  • (a) your name and address
  • (b) a statement that you have a hearing impairment and need a sign language interpreter to communicate effectively with others
  • (c) the name and address of the health care professional
  • (d) an explanation of what you did to try to get the professional to provide an interpreter
  • (e) an explanation of what you were going to discuss with the doctor (such as risks of surgery, risks and benefits of medications, etc.)
  • (f) a statement that the professional refused to provide an interpreter
  • (g) the date on which the professional refused to provide the interpreter
  • (h) any other information that you believe would be helpful in understanding your complaint
  • (i) a statement that the professional violated the Americans With Disabilities Act
  • (j) a request that the Department of Justice investigate your complaint. Although neither the ADA nor the regulations of the Department of Justice contain a deadline for filing a complaint, you should do so as soon as possible.

The letter should be sent to the following address:
U.S. Department of Justice
Civil Rights Division
950 Pennsylvania Avenue NW
Washington, DC. 20530
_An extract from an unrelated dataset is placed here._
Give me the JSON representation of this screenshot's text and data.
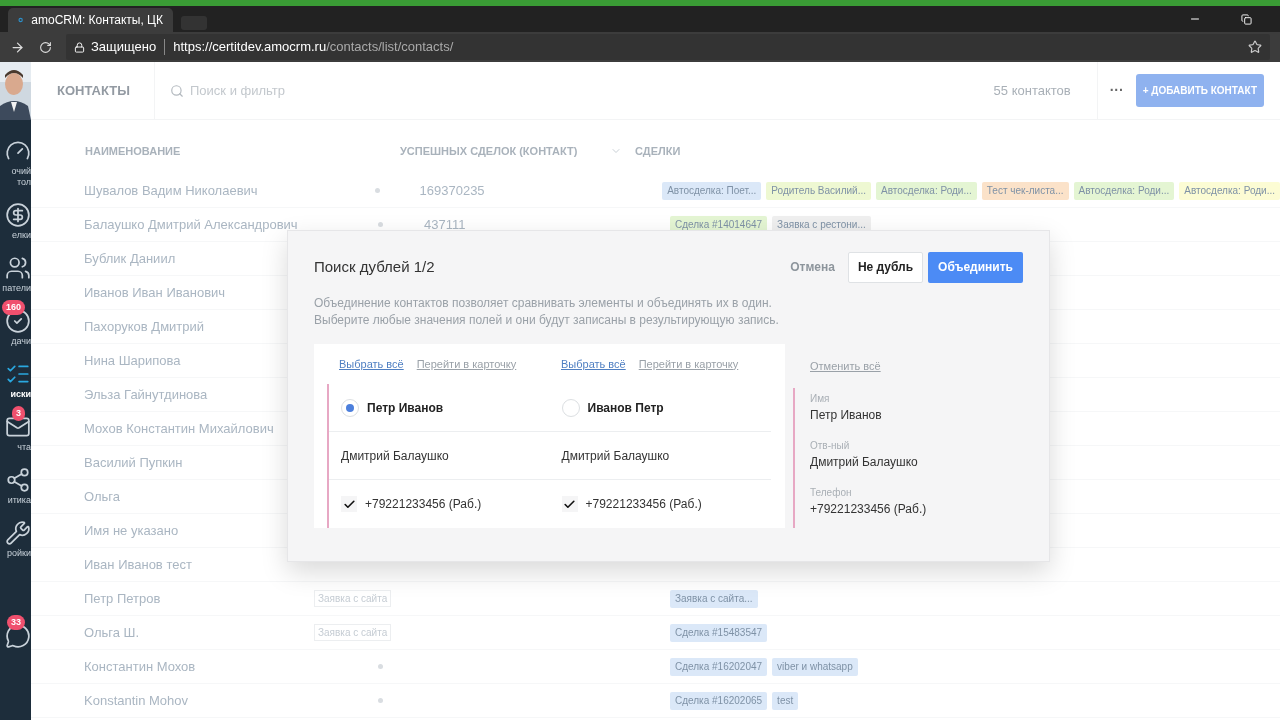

(2) File a written complaint with the Office for Civil Rights of the U.S. Department of Health and Human Services. This Office enforces a federal law called the Rehabilitation Act. Section 504 of that law prohibits recipients of federal financial assistance from discriminating on the basis of disability. Since many health care professionals receive federal financial assistance in the form of Medicare or Medicaid reimbursement, they are prohibited by Section 504 from discriminating on the basis of disability. There is a deadline for filing a complaint with the Office for Civil Rights of the U.S. Department of Health and Human Services. The complaint must be filed “not later than 180 days from the date of the alleged discrimination, unless the time for filing is extended by the responsible Department official or his designee.” (Emphasis added.)To file such a complaint, you can download a “Discrimination Complaint Form” from the Office for Civil Rights website at or click here now: “Discrimination Complaint Form”

(3) File a lawsuit against the health care professional. To file a lawsuit, you should contact an attorney. The deadline for filing a lawsuit claiming violations of the ADA and/or the Rehabilitation Act may be as short as one year or may be two years. Because the law is unclear on the deadline, the safest course of action is to file the lawsuit within one year of the doctor’s refusal to provide an interpreter.
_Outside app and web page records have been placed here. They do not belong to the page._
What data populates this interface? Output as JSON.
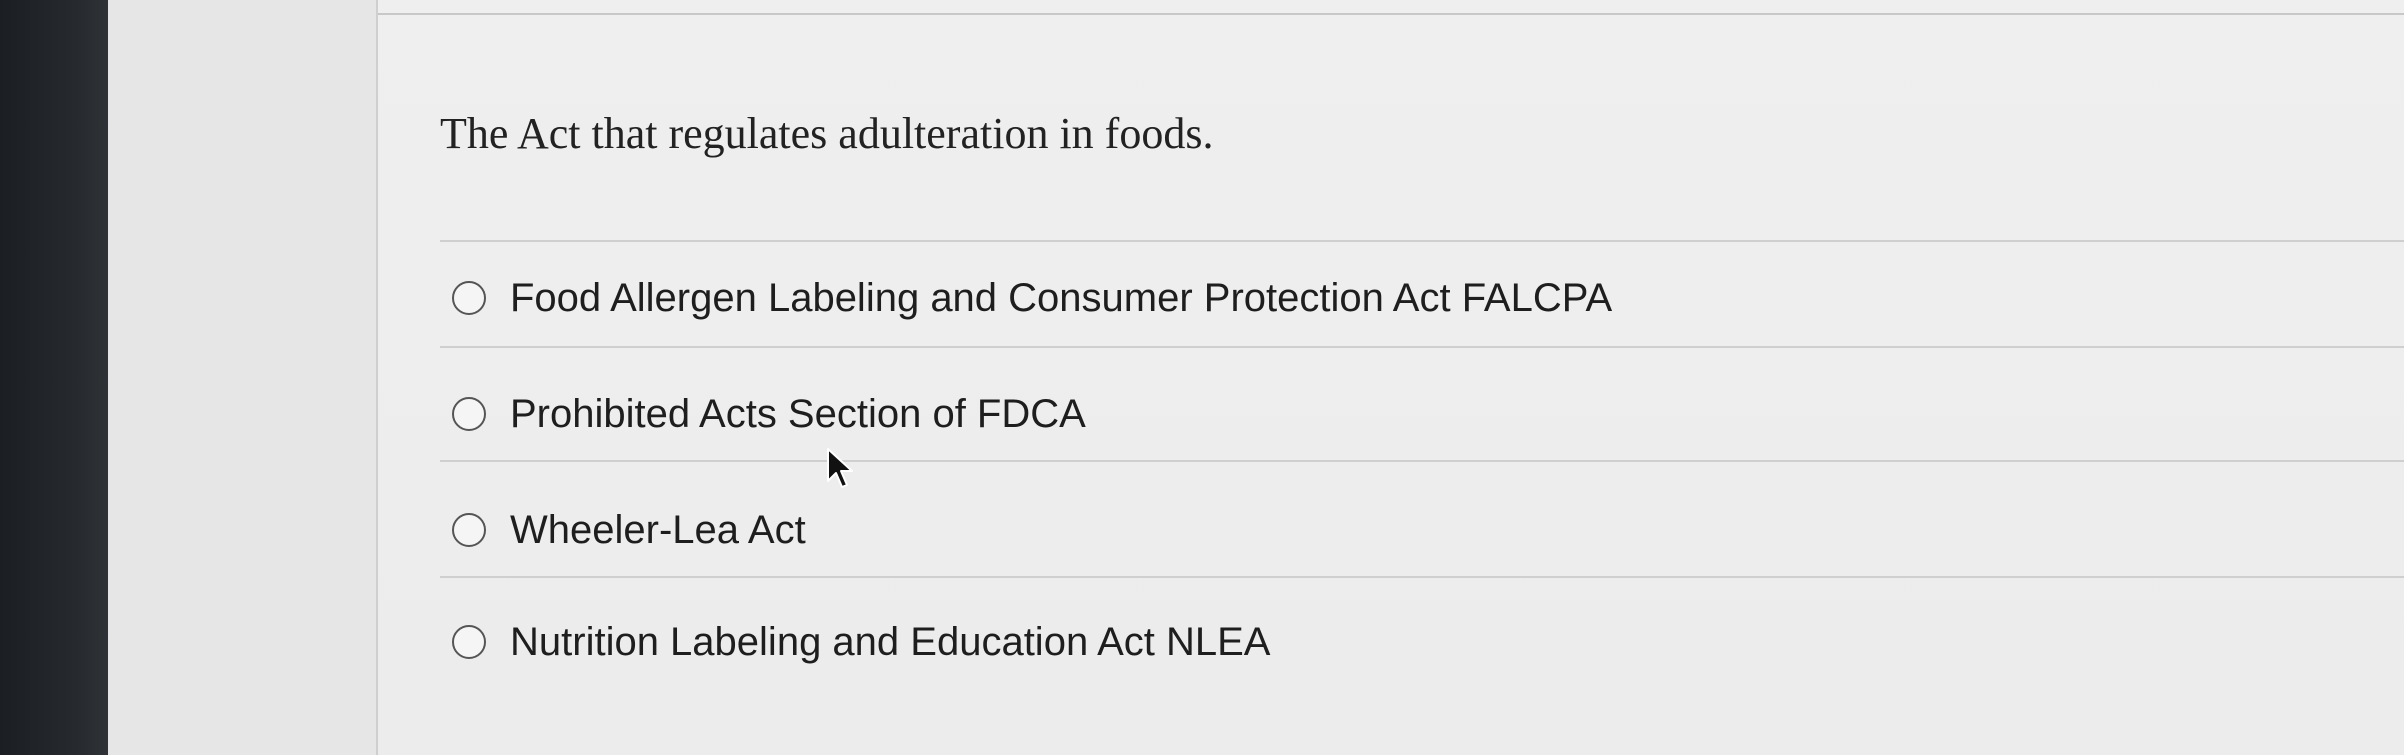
{
  "question": {
    "text": "The Act that regulates adulteration in foods."
  },
  "options": [
    {
      "label": "Food Allergen Labeling and Consumer Protection Act FALCPA",
      "selected": false
    },
    {
      "label": "Prohibited Acts Section of FDCA",
      "selected": false
    },
    {
      "label": "Wheeler-Lea Act",
      "selected": false
    },
    {
      "label": "Nutrition Labeling and Education Act NLEA",
      "selected": false
    }
  ],
  "icons": {
    "radio": "radio-unselected-icon",
    "cursor": "mouse-pointer-icon"
  }
}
Here is some useful information we have come across:

ADA-How to File Your Discrimination Complaint with the U.S. Department of Justice:
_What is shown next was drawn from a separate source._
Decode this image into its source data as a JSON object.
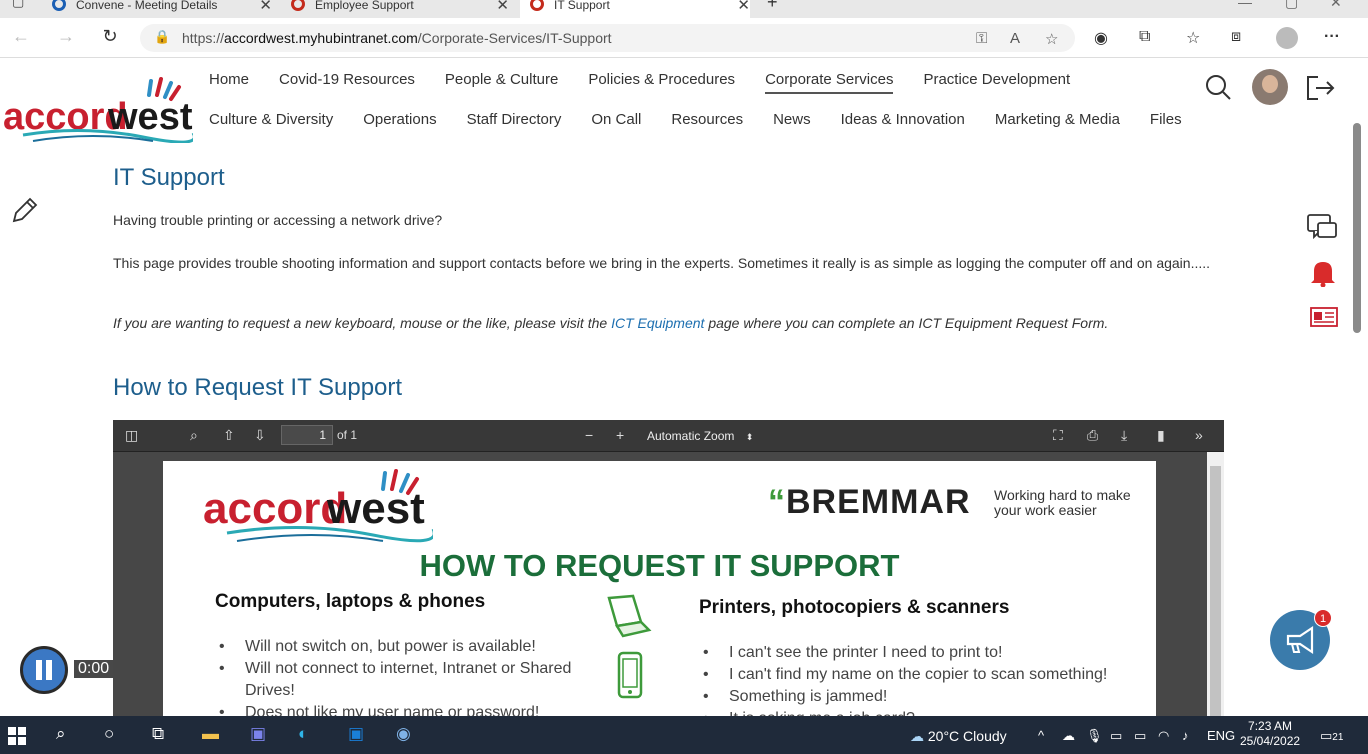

ADA-How to File a Discrimination Complaint with the Office for Civil Rights:

ADA-How to File a Discrimination Complaint with the Florida Agency for Health Care Administration

U.S. Department of Education Office for Civil Rights

Doctor liable for not providing sign language interpreter

The Clearinghouse on Disability Information Line serves as an information and referral source connecting people with disabilities and advocates of people with disabilities to the resources they need that will assist with their issues. Areas included but not limited are: Accessibility, ADA, Assistive Technology, Basic Needs, Benefits, Community Resources, Education, Employment, Health Care, Housing, Service Animals, State and Local Government Issues, Telecommunications, and Transportation. For more information or to speak to a disability specialist please call 1-877-ADA-4YOU or 1-877-232-4968. Disability Rights Florida, formerly the Advocacy Center for Persons with Disabilities, Inc., is a non-profit organization providing protection and advocacy services in the State of Florida. Their mission is to advance the dignity, equality, self-determination and expressed choices of individuals with disabilities. The federal government’s one-stop Web site for people with disabilities, their families, employers, veterans and service members, workforce professionals and many others.

ADA Information Line: For general ADA information, answers to specific technical questions, free ADA materials, or information about filing a complaint, call: 800 – 514 – 0301 (Voice) 800 – 514 – 0383 (TTY)

Deaf & Hard of Hearing Services of FL, Inc.

This is strictly for informational purposes. No Affiliation.